--- Data extract ---

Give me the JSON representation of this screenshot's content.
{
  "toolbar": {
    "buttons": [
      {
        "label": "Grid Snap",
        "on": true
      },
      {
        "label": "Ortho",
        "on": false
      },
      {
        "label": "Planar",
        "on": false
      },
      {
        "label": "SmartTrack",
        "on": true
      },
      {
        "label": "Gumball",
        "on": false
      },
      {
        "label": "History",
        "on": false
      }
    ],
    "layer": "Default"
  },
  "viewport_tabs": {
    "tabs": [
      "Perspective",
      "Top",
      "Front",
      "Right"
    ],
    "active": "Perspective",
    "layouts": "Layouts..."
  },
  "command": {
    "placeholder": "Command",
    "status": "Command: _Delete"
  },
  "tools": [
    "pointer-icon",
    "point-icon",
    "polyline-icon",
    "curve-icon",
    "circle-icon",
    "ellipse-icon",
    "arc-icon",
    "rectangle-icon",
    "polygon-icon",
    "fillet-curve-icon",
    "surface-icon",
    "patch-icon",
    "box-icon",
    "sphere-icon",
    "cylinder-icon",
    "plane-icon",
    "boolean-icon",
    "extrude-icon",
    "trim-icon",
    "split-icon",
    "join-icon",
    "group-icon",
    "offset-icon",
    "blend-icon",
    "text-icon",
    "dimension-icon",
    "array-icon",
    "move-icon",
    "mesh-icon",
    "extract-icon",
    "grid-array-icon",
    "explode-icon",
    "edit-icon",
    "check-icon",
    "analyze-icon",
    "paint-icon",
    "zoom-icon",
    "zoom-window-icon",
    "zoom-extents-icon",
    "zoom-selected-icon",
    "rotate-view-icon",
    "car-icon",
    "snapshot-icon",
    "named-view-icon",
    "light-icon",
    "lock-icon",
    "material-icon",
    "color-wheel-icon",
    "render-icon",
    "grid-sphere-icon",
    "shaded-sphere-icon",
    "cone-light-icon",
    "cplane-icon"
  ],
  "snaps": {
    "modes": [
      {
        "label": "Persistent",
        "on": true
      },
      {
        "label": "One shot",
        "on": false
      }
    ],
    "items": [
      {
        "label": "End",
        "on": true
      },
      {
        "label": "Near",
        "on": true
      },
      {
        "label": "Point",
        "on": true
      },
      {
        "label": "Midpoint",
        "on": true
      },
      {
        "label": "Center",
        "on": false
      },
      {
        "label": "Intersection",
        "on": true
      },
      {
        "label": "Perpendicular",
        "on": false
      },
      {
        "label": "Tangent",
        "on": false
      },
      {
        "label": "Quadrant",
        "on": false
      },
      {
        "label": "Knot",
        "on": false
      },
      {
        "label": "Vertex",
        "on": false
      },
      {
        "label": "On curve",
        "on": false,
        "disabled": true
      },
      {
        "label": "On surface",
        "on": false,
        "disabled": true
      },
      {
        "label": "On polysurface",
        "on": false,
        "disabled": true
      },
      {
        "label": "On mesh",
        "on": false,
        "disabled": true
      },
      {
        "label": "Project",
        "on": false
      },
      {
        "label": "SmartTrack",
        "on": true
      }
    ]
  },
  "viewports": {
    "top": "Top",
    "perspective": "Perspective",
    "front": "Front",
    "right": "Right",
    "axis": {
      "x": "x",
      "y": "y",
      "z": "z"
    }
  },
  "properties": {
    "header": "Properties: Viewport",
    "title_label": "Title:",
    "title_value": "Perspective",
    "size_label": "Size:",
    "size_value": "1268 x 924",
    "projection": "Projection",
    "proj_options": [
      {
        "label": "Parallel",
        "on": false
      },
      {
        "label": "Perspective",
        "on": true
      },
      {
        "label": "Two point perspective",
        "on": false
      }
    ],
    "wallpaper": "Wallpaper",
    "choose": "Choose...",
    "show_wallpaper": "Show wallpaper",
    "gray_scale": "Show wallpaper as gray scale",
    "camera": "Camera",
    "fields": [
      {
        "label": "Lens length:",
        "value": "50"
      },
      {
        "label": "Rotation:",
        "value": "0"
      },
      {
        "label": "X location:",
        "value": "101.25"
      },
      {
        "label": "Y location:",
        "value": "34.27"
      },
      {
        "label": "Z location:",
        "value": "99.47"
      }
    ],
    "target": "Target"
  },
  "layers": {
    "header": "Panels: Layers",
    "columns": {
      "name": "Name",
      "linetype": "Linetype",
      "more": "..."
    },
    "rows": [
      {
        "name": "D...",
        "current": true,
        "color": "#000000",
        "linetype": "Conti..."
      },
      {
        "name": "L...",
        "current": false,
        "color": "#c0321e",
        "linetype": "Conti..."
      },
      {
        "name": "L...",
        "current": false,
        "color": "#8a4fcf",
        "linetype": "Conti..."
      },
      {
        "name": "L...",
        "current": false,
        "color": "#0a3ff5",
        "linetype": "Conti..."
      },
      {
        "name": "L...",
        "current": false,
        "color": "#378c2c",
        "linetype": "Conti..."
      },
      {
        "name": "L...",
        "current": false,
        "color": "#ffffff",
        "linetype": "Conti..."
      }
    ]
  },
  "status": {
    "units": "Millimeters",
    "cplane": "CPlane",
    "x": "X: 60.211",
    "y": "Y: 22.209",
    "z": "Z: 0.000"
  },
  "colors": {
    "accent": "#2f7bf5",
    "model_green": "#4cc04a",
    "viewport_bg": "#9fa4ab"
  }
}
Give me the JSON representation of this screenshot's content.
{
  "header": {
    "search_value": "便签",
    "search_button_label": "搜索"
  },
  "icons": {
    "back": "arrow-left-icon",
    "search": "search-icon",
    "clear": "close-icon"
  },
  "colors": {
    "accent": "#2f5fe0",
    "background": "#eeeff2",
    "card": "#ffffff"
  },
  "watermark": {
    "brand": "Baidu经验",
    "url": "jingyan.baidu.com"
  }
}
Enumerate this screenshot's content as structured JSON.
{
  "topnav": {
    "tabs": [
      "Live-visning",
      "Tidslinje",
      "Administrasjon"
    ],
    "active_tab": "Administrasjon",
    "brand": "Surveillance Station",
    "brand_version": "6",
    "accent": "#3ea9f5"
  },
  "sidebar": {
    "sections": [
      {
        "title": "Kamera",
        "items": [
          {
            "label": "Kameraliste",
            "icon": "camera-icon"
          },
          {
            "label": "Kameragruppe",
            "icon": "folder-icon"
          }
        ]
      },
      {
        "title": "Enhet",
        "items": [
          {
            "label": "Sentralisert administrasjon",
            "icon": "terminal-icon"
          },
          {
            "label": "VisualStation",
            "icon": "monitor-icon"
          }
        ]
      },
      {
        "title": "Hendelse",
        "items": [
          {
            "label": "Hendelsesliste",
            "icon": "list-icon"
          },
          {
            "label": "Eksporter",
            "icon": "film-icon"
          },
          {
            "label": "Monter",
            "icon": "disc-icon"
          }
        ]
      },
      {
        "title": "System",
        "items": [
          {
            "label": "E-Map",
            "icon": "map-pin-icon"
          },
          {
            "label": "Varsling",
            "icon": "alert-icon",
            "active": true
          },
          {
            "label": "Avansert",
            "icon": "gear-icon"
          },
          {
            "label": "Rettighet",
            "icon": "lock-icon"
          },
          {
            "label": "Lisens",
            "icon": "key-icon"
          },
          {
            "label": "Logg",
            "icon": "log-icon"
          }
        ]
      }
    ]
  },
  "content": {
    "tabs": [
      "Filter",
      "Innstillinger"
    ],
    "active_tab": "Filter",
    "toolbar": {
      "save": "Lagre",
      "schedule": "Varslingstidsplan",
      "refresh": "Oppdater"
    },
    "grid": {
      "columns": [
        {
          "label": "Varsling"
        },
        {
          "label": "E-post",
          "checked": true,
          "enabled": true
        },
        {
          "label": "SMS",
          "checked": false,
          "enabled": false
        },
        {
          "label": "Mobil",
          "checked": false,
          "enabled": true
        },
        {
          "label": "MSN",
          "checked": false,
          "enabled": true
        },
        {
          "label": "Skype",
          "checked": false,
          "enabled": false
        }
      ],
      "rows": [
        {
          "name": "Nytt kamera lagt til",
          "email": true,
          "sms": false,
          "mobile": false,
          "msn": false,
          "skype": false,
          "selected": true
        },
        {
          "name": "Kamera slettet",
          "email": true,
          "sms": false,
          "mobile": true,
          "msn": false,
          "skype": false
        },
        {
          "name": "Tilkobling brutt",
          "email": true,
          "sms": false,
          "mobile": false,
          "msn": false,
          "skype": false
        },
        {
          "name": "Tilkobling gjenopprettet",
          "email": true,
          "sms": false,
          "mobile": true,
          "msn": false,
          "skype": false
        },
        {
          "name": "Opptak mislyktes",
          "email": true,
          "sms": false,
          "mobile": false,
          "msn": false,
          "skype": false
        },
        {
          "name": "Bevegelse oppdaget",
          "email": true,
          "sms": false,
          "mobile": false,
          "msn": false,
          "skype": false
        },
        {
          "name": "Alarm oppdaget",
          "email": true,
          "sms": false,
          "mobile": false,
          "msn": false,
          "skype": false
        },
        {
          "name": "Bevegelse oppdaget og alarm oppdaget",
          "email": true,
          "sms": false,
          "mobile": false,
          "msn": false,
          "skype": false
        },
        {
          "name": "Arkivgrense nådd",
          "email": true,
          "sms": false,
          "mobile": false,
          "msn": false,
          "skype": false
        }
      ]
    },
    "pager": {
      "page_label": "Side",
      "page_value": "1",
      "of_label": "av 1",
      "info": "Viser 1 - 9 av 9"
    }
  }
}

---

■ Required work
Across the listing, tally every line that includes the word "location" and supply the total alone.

■ Problem solution
3